- Violence prevalence level - contains information about a respondent's experience of violence since the age of 15. The time frame of the most recent incident experienced by broad groupings of perpetrator type is available on this level for each of the 8 violence types collected, as well as for aggregated violence types (for example, the identification of the most recent experience out of the combined Physical assault and Sexual assault experiences – identified as Assault). In addition a detailed perpetrator type data item is available for use with the violence type data. However the timeframe data cannot be used in association with this detailed perpetrator type data item as the timeframe of the most recent incident for each individual category has not been collected. For more details on this level, refer to the Violence: Prevalence topic page in this User Guide.
- Violence most recent incident level - contains detailed characteristics about a respondent's most recent incident of a total of 8 types of violence (physical/sexual assault/threat by a male/female perpetrator). For more details on this level, refer to the Violence: Most Recent Incident topic page in this User Guide.
- Violence partner level - contains detailed information about a respondent's experience of violence by a current partner and/or most recently violent previous partner. For more details on this level, refer to the Partner violence topic page in this User Guide.
- Emotional abuse by a partner level - contains information about the respondent's experience of emotional abuse by current and/or most recently emotionally abusive male/female previous partner since the age of 15. For more details on this level, refer to the Partner emotional abuse topic page in this User Guide.

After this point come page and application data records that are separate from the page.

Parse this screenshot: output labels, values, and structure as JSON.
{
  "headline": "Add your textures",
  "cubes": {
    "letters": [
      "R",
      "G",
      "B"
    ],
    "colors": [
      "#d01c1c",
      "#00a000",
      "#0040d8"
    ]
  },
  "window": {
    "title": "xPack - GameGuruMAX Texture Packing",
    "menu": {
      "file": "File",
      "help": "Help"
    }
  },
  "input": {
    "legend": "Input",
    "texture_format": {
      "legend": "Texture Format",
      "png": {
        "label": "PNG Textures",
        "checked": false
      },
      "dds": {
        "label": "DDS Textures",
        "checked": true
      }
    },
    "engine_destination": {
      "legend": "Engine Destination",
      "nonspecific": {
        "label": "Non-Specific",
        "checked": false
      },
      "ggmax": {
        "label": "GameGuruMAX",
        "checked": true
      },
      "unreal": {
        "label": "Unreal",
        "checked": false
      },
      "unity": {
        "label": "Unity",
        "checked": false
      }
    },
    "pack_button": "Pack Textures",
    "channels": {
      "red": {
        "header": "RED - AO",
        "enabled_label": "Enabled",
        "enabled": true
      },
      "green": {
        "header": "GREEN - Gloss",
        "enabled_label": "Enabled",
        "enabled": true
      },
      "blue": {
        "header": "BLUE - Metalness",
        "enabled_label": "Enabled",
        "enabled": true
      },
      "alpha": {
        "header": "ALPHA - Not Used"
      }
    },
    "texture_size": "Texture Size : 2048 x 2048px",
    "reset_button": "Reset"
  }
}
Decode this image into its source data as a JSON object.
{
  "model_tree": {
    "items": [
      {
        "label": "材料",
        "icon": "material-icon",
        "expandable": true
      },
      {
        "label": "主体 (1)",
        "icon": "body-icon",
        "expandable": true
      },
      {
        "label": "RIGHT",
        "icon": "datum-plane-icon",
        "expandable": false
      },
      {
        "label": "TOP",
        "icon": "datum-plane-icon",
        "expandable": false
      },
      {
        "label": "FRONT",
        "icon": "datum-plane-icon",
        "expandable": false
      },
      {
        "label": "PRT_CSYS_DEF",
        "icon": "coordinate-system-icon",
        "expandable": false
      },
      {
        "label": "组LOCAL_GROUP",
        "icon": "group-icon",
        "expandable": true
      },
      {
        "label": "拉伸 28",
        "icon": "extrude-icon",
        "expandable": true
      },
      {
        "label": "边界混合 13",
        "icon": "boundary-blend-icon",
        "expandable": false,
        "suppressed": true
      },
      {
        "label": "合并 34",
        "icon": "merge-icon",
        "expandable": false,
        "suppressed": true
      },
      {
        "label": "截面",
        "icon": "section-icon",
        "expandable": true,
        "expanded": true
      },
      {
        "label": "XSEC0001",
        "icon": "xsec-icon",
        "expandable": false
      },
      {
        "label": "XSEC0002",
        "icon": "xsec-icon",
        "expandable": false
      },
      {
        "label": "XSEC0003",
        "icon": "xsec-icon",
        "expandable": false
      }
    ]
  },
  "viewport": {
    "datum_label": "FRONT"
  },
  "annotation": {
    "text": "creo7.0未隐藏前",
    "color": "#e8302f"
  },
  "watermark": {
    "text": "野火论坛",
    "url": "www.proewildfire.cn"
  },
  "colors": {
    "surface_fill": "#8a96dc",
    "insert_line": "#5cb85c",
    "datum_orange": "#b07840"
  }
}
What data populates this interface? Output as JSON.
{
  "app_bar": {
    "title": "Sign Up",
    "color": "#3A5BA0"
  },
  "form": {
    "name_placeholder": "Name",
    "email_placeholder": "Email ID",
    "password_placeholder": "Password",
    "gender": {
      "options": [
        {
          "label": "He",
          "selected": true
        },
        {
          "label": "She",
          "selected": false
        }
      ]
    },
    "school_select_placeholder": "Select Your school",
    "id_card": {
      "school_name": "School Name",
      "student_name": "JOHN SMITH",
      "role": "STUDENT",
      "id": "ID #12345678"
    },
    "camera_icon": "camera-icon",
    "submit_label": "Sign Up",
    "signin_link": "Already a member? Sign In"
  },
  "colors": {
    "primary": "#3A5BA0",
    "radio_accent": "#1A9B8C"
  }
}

A comprehensive list of data items available on each level from the survey is available in the Downloads
tab of this User Guide.